(Raj Balwani) #19

So chris just to clarify here. On the other side of the kitchen the Master to this switch controlled the light over a desk. That master switch I have left alone and there is another switch that controls the kitchen lights.

What I was hoping and understanding from our earlier conversation was to install a zwave switch where the secondary office light switch is and only connect it to line and neutral so it doesnt physically control anything until associated with kitchen zwave light to act as a 3way with smartthings hub.

does that make sense?


(Chrisb) #20

Yup… makes sense. So, first thing we need to do it make sure the master switch of the three way is still working. We don’t want to “disable.” That’s why I’m saying we need to tie those two black wires together. This will “by pass” the three way and allow the circuit to complete:

Again this is done to by pass the second half of the three-way. If you don’t do this the “master” on the other side won’t work.

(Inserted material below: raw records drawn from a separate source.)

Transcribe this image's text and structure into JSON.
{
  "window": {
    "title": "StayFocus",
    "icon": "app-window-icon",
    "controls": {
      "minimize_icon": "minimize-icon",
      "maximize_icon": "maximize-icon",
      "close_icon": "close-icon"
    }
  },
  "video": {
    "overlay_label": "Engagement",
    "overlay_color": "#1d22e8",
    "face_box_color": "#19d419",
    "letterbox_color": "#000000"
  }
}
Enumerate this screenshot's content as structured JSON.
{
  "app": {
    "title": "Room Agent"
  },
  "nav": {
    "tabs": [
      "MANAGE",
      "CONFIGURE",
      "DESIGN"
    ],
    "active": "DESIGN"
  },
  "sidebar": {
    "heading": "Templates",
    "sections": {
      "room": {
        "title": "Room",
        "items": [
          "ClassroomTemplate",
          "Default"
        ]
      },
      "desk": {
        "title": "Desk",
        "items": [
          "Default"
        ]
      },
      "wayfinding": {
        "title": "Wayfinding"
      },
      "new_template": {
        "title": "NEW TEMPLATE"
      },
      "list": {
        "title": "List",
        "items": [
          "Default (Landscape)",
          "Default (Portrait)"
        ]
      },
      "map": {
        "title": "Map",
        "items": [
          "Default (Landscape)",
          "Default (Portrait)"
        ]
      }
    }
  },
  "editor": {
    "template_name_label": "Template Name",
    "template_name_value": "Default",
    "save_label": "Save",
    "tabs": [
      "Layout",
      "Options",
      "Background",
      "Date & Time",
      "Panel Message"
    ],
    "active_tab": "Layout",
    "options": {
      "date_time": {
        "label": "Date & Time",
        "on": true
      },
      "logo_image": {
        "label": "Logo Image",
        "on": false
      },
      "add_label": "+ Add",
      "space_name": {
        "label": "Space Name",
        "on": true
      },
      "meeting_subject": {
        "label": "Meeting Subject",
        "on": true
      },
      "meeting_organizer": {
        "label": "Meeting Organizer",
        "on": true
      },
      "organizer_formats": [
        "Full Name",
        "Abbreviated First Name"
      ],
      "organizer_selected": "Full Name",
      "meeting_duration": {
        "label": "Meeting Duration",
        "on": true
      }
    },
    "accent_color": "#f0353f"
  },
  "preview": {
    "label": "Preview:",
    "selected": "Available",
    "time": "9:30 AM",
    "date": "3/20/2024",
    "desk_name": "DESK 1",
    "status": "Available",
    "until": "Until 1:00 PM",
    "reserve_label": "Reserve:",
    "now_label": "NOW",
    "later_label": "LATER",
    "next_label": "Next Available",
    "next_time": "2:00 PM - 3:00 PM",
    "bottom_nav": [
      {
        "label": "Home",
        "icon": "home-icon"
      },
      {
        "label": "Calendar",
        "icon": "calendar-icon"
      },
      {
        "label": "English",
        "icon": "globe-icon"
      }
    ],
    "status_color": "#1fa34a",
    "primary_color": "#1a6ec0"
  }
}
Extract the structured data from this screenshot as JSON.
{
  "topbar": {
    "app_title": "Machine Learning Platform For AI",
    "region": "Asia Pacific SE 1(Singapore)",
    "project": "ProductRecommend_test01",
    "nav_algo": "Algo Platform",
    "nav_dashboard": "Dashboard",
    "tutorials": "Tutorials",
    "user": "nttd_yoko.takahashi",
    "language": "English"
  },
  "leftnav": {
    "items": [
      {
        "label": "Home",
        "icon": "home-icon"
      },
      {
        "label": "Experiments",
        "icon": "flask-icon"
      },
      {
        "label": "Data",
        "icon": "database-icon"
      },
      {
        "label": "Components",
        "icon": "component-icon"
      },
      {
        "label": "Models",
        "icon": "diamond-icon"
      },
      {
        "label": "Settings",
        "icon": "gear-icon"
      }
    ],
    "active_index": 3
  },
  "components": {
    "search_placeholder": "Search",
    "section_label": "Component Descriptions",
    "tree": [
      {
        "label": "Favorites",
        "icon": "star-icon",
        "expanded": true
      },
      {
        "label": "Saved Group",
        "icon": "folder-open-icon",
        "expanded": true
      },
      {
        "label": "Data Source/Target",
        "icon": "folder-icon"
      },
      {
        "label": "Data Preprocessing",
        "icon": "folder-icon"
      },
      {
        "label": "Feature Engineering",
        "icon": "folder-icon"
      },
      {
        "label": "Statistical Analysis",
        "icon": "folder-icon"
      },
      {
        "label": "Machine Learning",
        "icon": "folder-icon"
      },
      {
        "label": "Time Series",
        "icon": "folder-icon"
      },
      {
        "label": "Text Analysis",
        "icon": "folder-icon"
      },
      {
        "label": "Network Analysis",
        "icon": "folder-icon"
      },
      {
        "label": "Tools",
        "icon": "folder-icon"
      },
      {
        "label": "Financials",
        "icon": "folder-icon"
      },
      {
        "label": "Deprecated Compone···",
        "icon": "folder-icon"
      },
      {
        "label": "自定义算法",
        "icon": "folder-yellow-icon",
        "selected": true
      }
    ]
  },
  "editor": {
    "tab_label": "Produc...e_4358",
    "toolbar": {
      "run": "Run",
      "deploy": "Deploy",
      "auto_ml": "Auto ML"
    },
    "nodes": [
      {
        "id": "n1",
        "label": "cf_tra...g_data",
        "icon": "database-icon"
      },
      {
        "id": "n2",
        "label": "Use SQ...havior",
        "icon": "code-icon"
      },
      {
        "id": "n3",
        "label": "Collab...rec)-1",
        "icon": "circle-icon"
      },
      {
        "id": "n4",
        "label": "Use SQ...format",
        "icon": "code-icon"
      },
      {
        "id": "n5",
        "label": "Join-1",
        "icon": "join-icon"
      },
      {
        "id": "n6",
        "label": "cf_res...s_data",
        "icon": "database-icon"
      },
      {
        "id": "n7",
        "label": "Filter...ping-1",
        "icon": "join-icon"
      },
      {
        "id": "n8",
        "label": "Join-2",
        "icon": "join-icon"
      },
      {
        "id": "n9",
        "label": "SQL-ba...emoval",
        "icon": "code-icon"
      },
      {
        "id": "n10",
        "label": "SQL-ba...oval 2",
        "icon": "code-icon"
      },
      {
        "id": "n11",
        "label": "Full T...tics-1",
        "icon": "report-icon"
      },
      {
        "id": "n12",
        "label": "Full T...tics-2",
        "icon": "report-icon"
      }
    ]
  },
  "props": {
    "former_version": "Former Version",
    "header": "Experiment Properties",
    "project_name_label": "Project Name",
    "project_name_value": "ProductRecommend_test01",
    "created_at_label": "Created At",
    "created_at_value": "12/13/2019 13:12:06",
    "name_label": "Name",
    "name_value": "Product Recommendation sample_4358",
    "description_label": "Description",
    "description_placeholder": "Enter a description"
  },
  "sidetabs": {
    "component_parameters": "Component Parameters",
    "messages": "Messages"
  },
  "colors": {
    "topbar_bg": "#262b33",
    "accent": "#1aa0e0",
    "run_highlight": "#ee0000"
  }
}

Next, wiring in the “dummy” switch… It looks like you have a couple of white wires there, which are probably neutrals. Not sure where these came from. Where they tied together originally? If so, they do need to be tied back together. If you’re tying them back together you can cheat here nicely by putting both in to the two holes for neutral on the switch and screwing that down tight. We needed to connect to a neutral anyway, so this works great.

For line power you need to get power that is always one. For this reason we should NOT grab it from those two black wires we connected above. That likely will only have juice when the power is on at the old Master switch.

The smarter idea here is to share the black line that is sending power to the switch right next to this one. That should always be hot. If that switch has two holes like the GE does, just put a little wire in there going from that switch to the new one here.

That should do it.